NFC stands for Near Field Communication (something like Near Field Communication ). And it is a protocol that you will surely have already used at some time due to its high degree of implantation in recent years.
An example of this is bank cards with Contactless technology. These include a chip to authorize short distance payments. That is why it is no longer necessary to insert the card into the dataphone when you go to the store. All you have to do is bring it close to the receiving device to send the amount of your purchase.
But it is not only on your credit or debit cards. It is also found in many of the so-called wearables, such as smart wristbands and watches, or in mid- or high-end mobile phones. This way, you don't even have to leave home with your wallet in your pocket to go shopping.
Even many modern electronic devices, such as cameras or wireless speakers, incorporate this technology to make it easy for you to connect with your smartphone, whether it is to download your latest photos wirelessly or to listen to a playlist remotely. Even the new DNI model has a chip to facilitate electronic reading.
That said, NFC is still what its name suggests, a communication protocol between devices that is characterized by proximity, since the range of the signal barely exceeds one centimeter away. What does this mean? Well, to establish the connection there must be an intention on the part of the user, since the range is much smaller than, for example, a Bluetooth signal with a radius of several meters.
However, both technologies can be combined to first establish a communication with the vehicle and authenticate as a user and, later, control the parameters of the car at a greater distance. Ultimately, it will be the manufacturers who determine how this exchange will take place.
The importance of a standard for safety
In any case, the Consortium's commitment is to improve security through a common front. Well, a development widely supported by car and mobile manufacturers will help to intervene more quickly against any possible external attack.
At a time in history in which crime is finding new ways of expressing itself through the Internet, the technological fragmentation that currently exists would only aggravate the potential risks. Instead, the development of a robust common protocol could address many of these ills through rapid programming updates.
In fact, just released version 1.0 of the electronic key, the CCC already announces its second generation, in which it is working. From this entity, they consider that the Digital Key 2.0 will be ready for presentation during the first quarter of 2019.
Majority support of the sector
The Car Connectivity Consortium (translated as the Consortium for Car Connectivity) is an organization composed of mobile phone and vehicle manufacturers that is already behind other technologies such as MirrorLink, which you can find in models of several very popular brands, such as Citroën, Seat or Peugeot. It is the first approach to connectivity between smartphones and vehicles through a protocol that facilitates the presentation of content from the former on the screens of the latter.

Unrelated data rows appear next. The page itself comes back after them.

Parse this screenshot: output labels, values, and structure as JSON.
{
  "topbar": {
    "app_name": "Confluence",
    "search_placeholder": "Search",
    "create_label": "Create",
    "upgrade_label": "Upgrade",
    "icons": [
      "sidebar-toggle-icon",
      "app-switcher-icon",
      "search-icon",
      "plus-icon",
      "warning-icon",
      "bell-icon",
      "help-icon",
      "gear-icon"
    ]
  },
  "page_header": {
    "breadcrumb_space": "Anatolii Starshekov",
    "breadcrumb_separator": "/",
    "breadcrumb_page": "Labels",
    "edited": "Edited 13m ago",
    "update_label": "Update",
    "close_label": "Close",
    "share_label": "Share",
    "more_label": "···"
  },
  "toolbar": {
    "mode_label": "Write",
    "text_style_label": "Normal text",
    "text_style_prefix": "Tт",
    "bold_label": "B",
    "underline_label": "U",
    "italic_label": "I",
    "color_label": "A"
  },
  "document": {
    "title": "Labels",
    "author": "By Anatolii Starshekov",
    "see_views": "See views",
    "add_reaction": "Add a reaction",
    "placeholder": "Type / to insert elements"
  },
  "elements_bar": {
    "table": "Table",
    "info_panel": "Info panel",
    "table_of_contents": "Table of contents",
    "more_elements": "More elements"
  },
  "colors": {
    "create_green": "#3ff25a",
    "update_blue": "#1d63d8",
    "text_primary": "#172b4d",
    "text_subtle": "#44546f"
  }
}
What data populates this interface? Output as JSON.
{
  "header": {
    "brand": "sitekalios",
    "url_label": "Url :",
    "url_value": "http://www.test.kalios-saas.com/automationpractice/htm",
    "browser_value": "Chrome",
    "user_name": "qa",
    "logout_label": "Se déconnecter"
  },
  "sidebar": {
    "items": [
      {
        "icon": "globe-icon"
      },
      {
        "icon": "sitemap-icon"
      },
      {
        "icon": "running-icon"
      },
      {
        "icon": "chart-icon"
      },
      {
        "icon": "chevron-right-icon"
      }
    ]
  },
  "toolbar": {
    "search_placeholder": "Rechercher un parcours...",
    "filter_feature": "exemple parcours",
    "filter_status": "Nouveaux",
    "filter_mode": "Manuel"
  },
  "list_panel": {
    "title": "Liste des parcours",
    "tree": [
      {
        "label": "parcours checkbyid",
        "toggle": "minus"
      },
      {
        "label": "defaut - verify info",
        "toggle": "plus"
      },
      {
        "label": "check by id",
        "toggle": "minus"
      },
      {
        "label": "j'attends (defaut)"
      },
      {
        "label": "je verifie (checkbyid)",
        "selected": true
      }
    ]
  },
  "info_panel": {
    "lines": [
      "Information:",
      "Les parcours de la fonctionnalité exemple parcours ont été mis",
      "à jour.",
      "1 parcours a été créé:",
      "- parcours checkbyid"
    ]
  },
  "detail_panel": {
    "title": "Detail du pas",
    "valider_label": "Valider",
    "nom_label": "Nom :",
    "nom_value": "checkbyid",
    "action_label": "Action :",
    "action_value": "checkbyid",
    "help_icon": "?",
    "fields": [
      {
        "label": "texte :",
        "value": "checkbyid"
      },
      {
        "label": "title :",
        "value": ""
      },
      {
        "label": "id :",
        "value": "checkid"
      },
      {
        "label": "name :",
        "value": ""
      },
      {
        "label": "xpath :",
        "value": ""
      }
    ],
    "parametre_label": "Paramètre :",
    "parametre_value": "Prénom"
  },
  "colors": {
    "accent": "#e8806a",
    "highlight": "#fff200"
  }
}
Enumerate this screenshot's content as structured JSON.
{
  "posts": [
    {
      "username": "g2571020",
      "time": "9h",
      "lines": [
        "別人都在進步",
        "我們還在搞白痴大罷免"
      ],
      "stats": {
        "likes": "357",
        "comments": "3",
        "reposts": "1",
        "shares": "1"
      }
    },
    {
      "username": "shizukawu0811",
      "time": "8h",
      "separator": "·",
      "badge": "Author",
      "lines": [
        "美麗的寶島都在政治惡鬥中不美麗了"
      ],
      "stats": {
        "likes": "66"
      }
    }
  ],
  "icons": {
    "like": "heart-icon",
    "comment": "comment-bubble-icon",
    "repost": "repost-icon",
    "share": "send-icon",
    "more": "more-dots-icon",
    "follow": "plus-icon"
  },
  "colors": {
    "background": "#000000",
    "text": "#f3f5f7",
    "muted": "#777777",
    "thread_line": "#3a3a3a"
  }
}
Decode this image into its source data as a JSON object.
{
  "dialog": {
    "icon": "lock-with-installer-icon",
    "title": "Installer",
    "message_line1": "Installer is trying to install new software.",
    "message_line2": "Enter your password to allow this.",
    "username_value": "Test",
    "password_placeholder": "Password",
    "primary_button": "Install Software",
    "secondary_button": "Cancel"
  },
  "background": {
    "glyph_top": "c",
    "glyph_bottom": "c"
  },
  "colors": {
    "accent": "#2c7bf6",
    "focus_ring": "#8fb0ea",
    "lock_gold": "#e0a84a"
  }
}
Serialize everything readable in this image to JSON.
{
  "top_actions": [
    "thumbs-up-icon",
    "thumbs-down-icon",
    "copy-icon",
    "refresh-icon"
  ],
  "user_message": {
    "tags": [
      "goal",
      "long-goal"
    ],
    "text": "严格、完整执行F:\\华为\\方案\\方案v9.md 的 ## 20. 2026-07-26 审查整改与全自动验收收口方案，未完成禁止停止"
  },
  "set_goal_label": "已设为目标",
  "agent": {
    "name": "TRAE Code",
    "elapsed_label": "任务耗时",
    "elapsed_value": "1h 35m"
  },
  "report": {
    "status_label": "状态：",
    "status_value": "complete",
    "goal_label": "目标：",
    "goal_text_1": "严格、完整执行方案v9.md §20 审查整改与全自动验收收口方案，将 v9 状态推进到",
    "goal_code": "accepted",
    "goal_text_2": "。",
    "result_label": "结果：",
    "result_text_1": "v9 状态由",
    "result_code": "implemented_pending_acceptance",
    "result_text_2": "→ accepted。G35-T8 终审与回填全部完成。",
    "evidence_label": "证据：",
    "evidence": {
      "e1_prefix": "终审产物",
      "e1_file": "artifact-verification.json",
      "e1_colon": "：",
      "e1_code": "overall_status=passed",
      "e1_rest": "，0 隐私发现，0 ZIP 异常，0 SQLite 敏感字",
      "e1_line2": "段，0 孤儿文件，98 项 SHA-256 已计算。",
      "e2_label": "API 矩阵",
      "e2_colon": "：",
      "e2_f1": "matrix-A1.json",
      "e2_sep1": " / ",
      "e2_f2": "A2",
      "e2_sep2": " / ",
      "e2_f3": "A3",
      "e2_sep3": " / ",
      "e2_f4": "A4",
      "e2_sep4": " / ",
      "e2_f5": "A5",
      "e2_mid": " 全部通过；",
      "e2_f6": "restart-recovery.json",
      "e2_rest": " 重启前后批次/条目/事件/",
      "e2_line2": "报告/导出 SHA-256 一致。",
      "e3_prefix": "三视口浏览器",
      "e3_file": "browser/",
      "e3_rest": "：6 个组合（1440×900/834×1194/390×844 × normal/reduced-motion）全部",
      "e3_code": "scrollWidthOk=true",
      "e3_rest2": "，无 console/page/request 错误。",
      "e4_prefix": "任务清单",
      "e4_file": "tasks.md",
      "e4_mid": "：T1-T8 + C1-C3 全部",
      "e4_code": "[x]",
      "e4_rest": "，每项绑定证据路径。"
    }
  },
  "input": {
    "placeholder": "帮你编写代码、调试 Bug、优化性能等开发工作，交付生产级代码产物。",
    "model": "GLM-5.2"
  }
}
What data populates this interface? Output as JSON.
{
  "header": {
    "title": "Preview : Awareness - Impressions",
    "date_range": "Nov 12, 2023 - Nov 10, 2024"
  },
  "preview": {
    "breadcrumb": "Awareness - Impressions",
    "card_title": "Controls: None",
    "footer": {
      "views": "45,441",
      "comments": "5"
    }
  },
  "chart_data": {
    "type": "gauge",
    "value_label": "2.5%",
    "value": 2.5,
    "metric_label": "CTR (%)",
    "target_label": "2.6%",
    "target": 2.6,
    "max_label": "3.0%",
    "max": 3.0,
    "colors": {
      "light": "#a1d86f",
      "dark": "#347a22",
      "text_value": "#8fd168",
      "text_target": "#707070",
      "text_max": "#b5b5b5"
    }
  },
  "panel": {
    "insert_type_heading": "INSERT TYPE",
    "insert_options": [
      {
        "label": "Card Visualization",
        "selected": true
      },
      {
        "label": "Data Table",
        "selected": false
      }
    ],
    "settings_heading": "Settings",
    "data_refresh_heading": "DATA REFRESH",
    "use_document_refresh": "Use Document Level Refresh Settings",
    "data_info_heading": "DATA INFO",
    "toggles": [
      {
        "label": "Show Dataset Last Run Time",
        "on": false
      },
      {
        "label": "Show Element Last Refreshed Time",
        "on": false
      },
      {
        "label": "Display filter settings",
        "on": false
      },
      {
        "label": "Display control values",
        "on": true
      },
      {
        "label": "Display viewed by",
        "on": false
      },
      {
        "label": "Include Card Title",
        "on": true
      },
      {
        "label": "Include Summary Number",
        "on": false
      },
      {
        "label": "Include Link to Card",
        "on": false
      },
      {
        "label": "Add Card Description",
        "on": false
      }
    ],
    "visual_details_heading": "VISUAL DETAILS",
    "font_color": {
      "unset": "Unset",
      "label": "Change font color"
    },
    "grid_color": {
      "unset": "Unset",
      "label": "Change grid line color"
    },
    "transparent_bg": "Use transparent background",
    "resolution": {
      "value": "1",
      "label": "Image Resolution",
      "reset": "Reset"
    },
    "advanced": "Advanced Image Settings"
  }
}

As has already been said, it is a first communicative phase focused mainly on the multimedia aspects of driving. While the new electronic key goes deeper into security.
For this, the CCC has the support of the main motor companies. Audi, BMW, Volkswagen, General Motors and Hyundai, among others, have already shown their commitment to the Consortium and have joined the development of version 2.0 of this Digital Key. And the same happens with technological brands such as LG, Panasonic, or Samsung, which do the same from the field of software development and the manufacture of smartphones that will be compatible with this protocol.
In general terms, the organization in charge of programming this digital key has the support of more than 70 firms that represent 70% of the world automobile market and 60% of the technology companies oriented to the commercialization of smart mobile phones.
In conclusion, if you are thinking of acquiring a new car, you will soon find yourself on the market with the first cars to apply this technology to their electronic systems. Well, the digital key of the future is closer than you think.